Universities Minister Jo Johnson has criticised UK universities for focusing too much on research, allowing teaching to become its 'poor cousin'.
Whilst speaking at the UK Universities annual conference in Guildford, Mr Johnson said that many universities have lost sight of their teaching responsibilities, as they view 'scholarly output' as the main indicator of reputation and ranking in international league tables. He went on to say that "Teaching has regrettably been allowed to become something of a poor cousin to research in parts of our system."
"I hear this when I talk to worried parents, such as the physics teacher whose son dropped out at the start of year two of a humanities programme at a prestigious London university, having barely set eyes on his tutor.
"Her other son, by contrast, studying engineering at Bristol, saw the system at its best: he was worked off his feet, with plenty of support and mostly excellent teaching.

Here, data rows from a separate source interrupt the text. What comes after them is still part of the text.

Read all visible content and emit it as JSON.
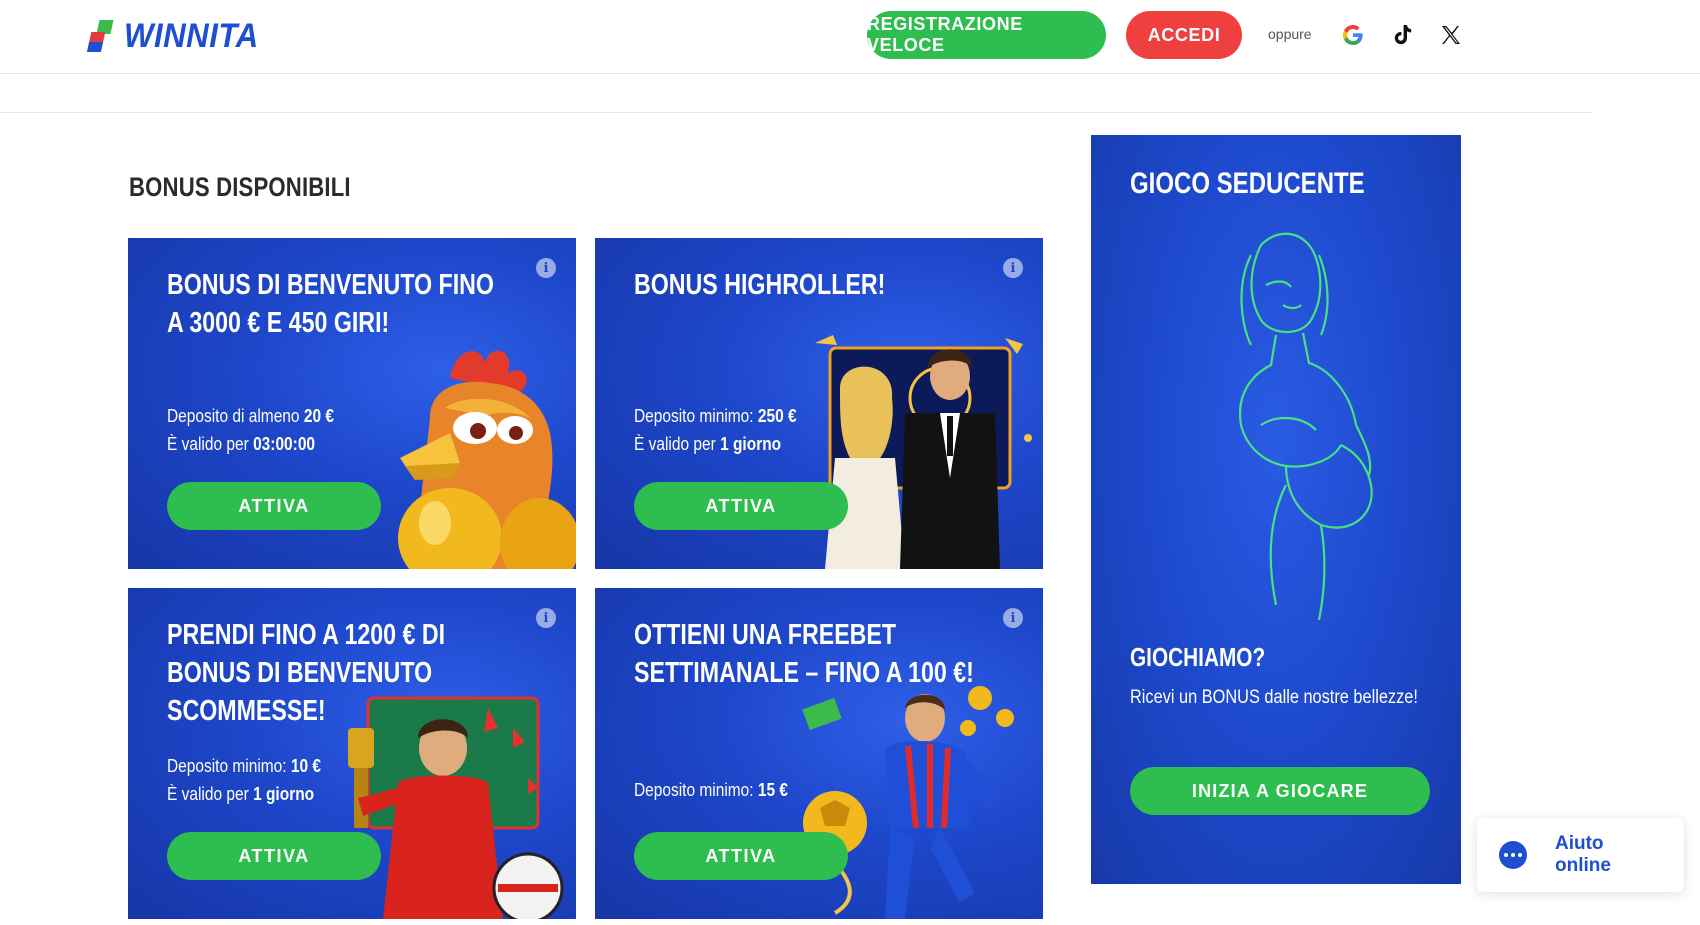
{
  "header": {
    "logo_text": "WINNITA",
    "register_label": "REGISTRAZIONE VELOCE",
    "login_label": "ACCEDI",
    "or_label": "oppure",
    "social_icons": [
      "google-icon",
      "tiktok-icon",
      "x-icon"
    ]
  },
  "colors": {
    "brand_blue": "#1e4fd1",
    "green_button": "#2ebd4f",
    "red_button": "#ef3f3f",
    "card_blue": "#1d46c9"
  },
  "bonuses": {
    "section_title": "BONUS DISPONIBILI",
    "cards": [
      {
        "title": "BONUS DI BENVENUTO FINO A 3000 € E 450 GIRI!",
        "line1_label": "Deposito di almeno",
        "line1_value": "20 €",
        "line2_label": "È valido per",
        "line2_value": "03:00:00",
        "button": "ATTIVA"
      },
      {
        "title": "BONUS HIGHROLLER!",
        "line1_label": "Deposito minimo:",
        "line1_value": "250 €",
        "line2_label": "È valido per",
        "line2_value": "1 giorno",
        "button": "ATTIVA"
      },
      {
        "title": "PRENDI FINO A 1200 € DI BONUS DI BENVENUTO SCOMMESSE!",
        "line1_label": "Deposito minimo:",
        "line1_value": "10 €",
        "line2_label": "È valido per",
        "line2_value": "1 giorno",
        "button": "ATTIVA"
      },
      {
        "title": "OTTIENI UNA FREEBET SETTIMANALE – FINO A 100 €!",
        "line1_label": "Deposito minimo:",
        "line1_value": "15 €",
        "button": "ATTIVA"
      }
    ]
  },
  "promo": {
    "title": "GIOCO SEDUCENTE",
    "subtitle": "GIOCHIAMO?",
    "description": "Ricevi un BONUS dalle nostre bellezze!",
    "button": "INIZIA A GIOCARE"
  },
  "chat": {
    "label": "Aiuto online"
  }
}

"This patchiness in the student experience within and between institutions cannot continue. There is extraordinary teaching that deserves greater recognition. And there is lamentable teaching that must be driven out of our system."

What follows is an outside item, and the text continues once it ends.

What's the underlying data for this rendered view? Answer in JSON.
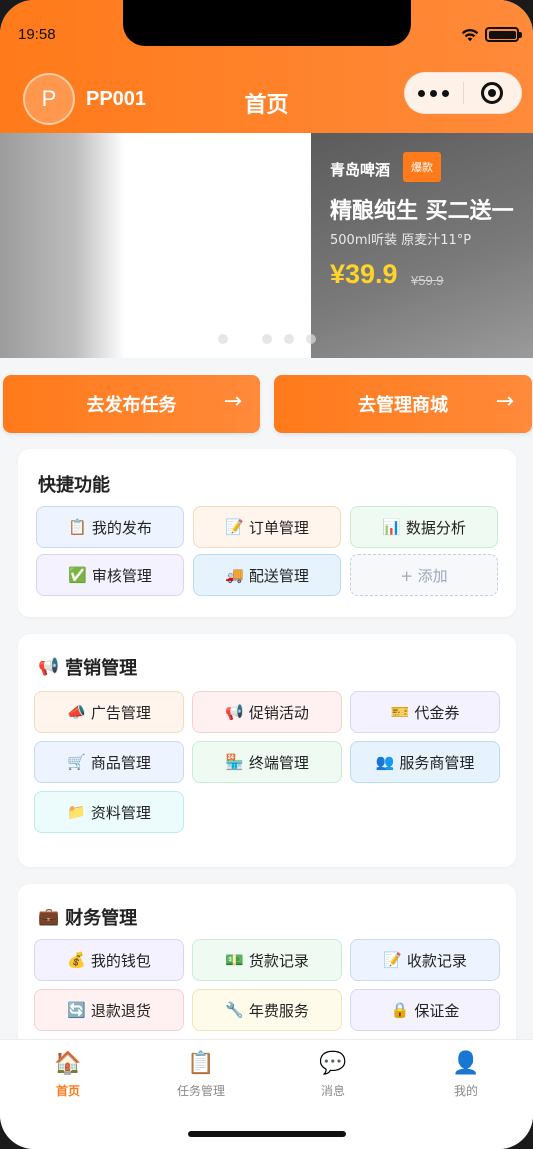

With the relatively recent hike in student tuition fees, the minister is calling upon universities to make sure the extra money is ploughed into the teaching system. This follows on from his announcement in July that he would be developing a new 'teaching excellence framework' that will allow students to make an informed decision about the standards and methods of teaching they will receive at candidate universities.